Decline of cash assistance and child well-being, Luke Shaefer
Hurst, E., and Frank P. Stafford. 2004. "Home is where the equity is: Mortgage refinancing and household consumption." Journal of Money Credit and Banking, 36(6): 985-1014.

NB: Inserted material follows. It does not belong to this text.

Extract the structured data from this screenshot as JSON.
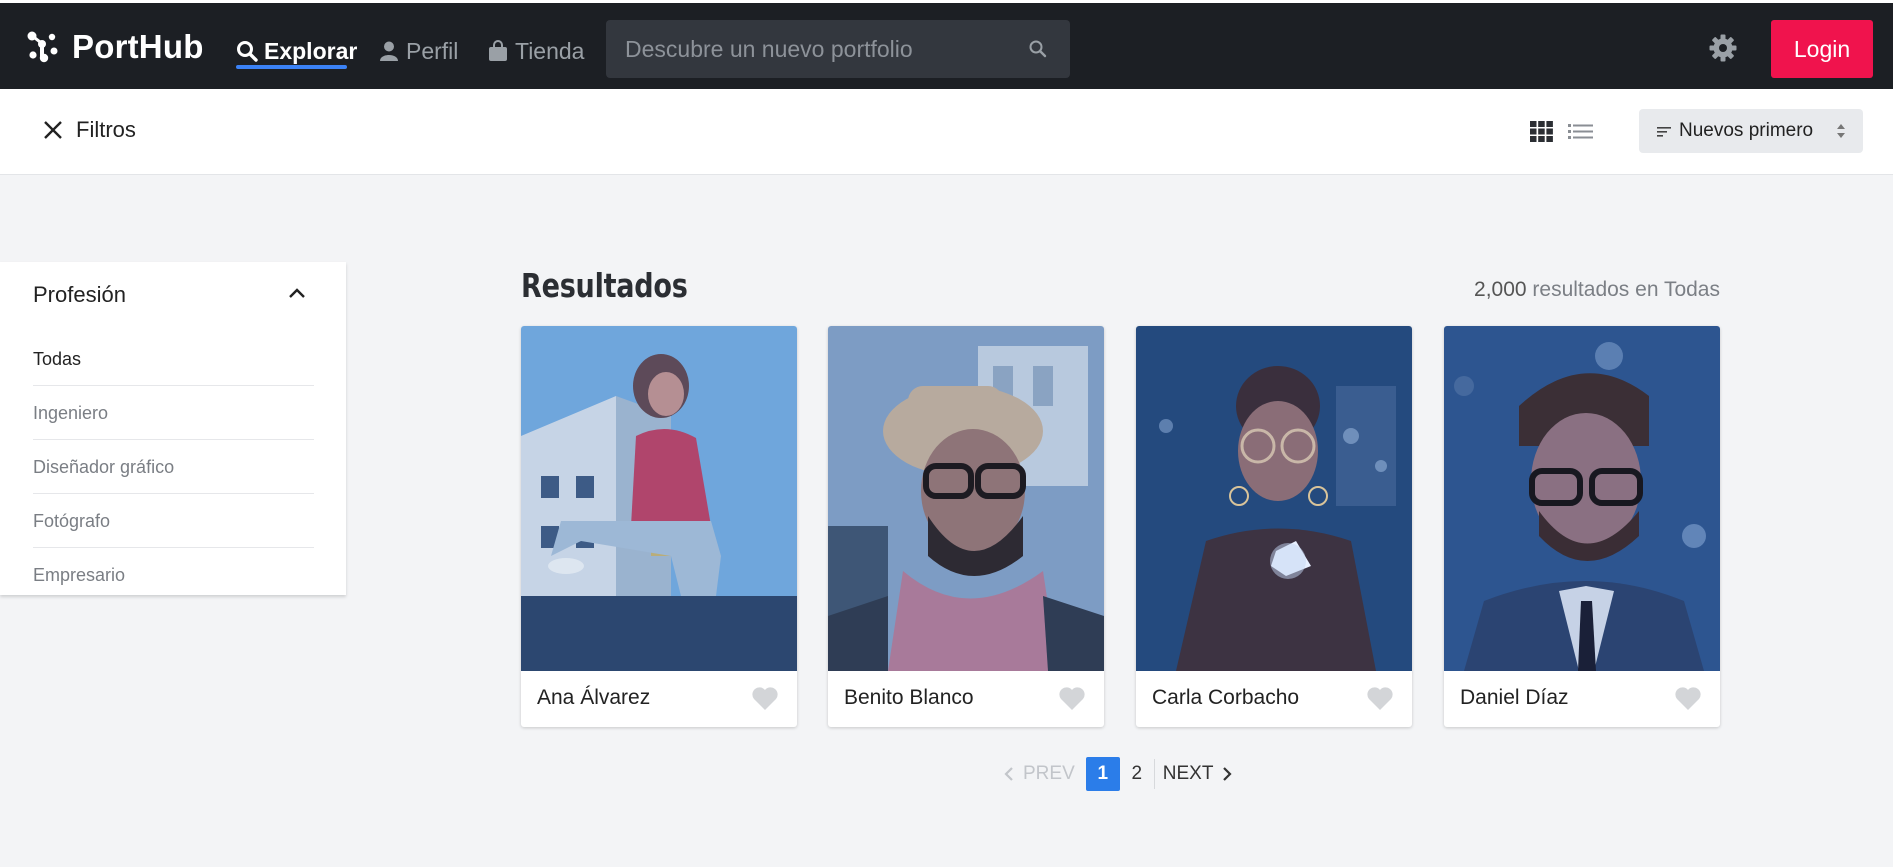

Applying a permanent income model with exogenous liquidity constraints and mortgage behavior, household refinancing when mortgage interest rates are historically high and rising, a persistent empirical puzzle, is explained. Using data from the Panel Study of Income Dynamics, households experiencing an unemployment shock and having limited initial liquid assets to draw upon are shown to have been 25% more likely to refinance, 1991-94. On average, such liquidity-constrained households converted over two-thirds of every dollar of equity they removed into current consumption as mortgage rates plummeted, 1991-94, producing an estimated expenditure stimulus of at least $28 billion.